*TASK DESCRIPTION*. Return all records exactly. Nothing may be added.

(Interface dataset entries)
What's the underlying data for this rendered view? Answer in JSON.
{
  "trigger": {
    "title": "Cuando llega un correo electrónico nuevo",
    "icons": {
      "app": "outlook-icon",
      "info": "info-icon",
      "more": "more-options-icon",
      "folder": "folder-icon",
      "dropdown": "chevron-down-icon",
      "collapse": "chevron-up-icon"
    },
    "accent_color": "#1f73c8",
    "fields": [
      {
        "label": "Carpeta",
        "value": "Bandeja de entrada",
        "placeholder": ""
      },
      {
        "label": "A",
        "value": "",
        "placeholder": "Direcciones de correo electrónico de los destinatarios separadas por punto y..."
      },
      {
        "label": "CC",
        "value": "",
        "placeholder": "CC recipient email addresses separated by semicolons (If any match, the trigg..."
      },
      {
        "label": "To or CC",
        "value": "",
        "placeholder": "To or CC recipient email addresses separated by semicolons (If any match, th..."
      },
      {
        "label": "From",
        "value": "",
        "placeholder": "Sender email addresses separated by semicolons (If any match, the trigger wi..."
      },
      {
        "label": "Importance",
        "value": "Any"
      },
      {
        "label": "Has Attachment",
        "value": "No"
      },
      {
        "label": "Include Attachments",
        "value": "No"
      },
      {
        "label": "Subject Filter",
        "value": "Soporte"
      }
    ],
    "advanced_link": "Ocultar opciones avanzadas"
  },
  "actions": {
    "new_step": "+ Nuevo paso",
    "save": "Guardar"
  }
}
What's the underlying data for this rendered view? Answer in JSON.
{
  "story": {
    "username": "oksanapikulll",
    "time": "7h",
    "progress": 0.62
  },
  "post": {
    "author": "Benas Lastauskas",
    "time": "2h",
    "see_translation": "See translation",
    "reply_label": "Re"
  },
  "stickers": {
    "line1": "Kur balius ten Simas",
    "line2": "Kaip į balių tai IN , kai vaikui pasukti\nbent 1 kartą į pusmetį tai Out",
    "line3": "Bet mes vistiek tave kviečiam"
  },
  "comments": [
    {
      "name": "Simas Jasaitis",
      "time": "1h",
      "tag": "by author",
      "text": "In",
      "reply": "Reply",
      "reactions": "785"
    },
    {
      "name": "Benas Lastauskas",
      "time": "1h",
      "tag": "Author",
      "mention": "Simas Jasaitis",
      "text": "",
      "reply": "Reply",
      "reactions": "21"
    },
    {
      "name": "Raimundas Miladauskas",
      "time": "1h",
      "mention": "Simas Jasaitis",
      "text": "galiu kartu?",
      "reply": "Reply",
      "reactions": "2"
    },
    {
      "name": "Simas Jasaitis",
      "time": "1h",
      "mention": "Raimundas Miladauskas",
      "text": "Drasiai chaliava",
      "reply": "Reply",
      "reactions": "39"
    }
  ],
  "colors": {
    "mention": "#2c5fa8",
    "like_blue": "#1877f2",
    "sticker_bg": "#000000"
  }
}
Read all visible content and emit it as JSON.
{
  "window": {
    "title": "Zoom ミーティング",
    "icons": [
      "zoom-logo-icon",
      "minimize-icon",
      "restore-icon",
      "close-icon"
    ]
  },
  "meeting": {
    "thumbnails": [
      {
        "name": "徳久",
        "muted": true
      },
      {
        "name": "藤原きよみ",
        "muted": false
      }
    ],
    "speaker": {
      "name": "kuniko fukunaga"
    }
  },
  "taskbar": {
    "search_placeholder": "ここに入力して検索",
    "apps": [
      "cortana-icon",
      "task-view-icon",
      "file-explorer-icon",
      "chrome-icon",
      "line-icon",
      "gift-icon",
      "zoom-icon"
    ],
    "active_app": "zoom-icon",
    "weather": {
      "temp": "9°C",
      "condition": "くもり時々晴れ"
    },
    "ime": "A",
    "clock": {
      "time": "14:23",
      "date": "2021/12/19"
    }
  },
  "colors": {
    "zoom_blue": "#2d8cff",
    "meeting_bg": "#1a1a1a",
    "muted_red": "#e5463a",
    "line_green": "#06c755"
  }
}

*RESULT FOR THIS TASK*.
What's the underlying data for this rendered view? Answer in JSON.
{
  "trigger": {
    "title": "Cuando llega un correo electrónico nuevo",
    "icons": {
      "app": "outlook-icon",
      "info": "info-icon",
      "more": "more-options-icon",
      "folder": "folder-icon",
      "dropdown": "chevron-down-icon",
      "collapse": "chevron-up-icon"
    },
    "accent_color": "#1f73c8",
    "fields": [
      {
        "label": "Carpeta",
        "value": "Bandeja de entrada",
        "placeholder": ""
      },
      {
        "label": "A",
        "value": "",
        "placeholder": "Direcciones de correo electrónico de los destinatarios separadas por punto y..."
      },
      {
        "label": "CC",
        "value": "",
        "placeholder": "CC recipient email addresses separated by semicolons (If any match, the trigg..."
      },
      {
        "label": "To or CC",
        "value": "",
        "placeholder": "To or CC recipient email addresses separated by semicolons (If any match, th..."
      },
      {
        "label": "From",
        "value": "",
        "placeholder": "Sender email addresses separated by semicolons (If any match, the trigger wi..."
      },
      {
        "label": "Importance",
        "value": "Any"
      },
      {
        "label": "Has Attachment",
        "value": "No"
      },
      {
        "label": "Include Attachments",
        "value": "No"
      },
      {
        "label": "Subject Filter",
        "value": "Soporte"
      }
    ],
    "advanced_link": "Ocultar opciones avanzadas"
  },
  "actions": {
    "new_step": "+ Nuevo paso",
    "save": "Guardar"
  }
}
What's the underlying data for this rendered view? Answer in JSON.
{
  "story": {
    "username": "oksanapikulll",
    "time": "7h",
    "progress": 0.62
  },
  "post": {
    "author": "Benas Lastauskas",
    "time": "2h",
    "see_translation": "See translation",
    "reply_label": "Re"
  },
  "stickers": {
    "line1": "Kur balius ten Simas",
    "line2": "Kaip į balių tai IN , kai vaikui pasukti\nbent 1 kartą į pusmetį tai Out",
    "line3": "Bet mes vistiek tave kviečiam"
  },
  "comments": [
    {
      "name": "Simas Jasaitis",
      "time": "1h",
      "tag": "by author",
      "text": "In",
      "reply": "Reply",
      "reactions": "785"
    },
    {
      "name": "Benas Lastauskas",
      "time": "1h",
      "tag": "Author",
      "mention": "Simas Jasaitis",
      "text": "",
      "reply": "Reply",
      "reactions": "21"
    },
    {
      "name": "Raimundas Miladauskas",
      "time": "1h",
      "mention": "Simas Jasaitis",
      "text": "galiu kartu?",
      "reply": "Reply",
      "reactions": "2"
    },
    {
      "name": "Simas Jasaitis",
      "time": "1h",
      "mention": "Raimundas Miladauskas",
      "text": "Drasiai chaliava",
      "reply": "Reply",
      "reactions": "39"
    }
  ],
  "colors": {
    "mention": "#2c5fa8",
    "like_blue": "#1877f2",
    "sticker_bg": "#000000"
  }
}
Read all visible content and emit it as JSON.
{
  "window": {
    "title": "Zoom ミーティング",
    "icons": [
      "zoom-logo-icon",
      "minimize-icon",
      "restore-icon",
      "close-icon"
    ]
  },
  "meeting": {
    "thumbnails": [
      {
        "name": "徳久",
        "muted": true
      },
      {
        "name": "藤原きよみ",
        "muted": false
      }
    ],
    "speaker": {
      "name": "kuniko fukunaga"
    }
  },
  "taskbar": {
    "search_placeholder": "ここに入力して検索",
    "apps": [
      "cortana-icon",
      "task-view-icon",
      "file-explorer-icon",
      "chrome-icon",
      "line-icon",
      "gift-icon",
      "zoom-icon"
    ],
    "active_app": "zoom-icon",
    "weather": {
      "temp": "9°C",
      "condition": "くもり時々晴れ"
    },
    "ime": "A",
    "clock": {
      "time": "14:23",
      "date": "2021/12/19"
    }
  },
  "colors": {
    "zoom_blue": "#2d8cff",
    "meeting_bg": "#1a1a1a",
    "muted_red": "#e5463a",
    "line_green": "#06c755"
  }
}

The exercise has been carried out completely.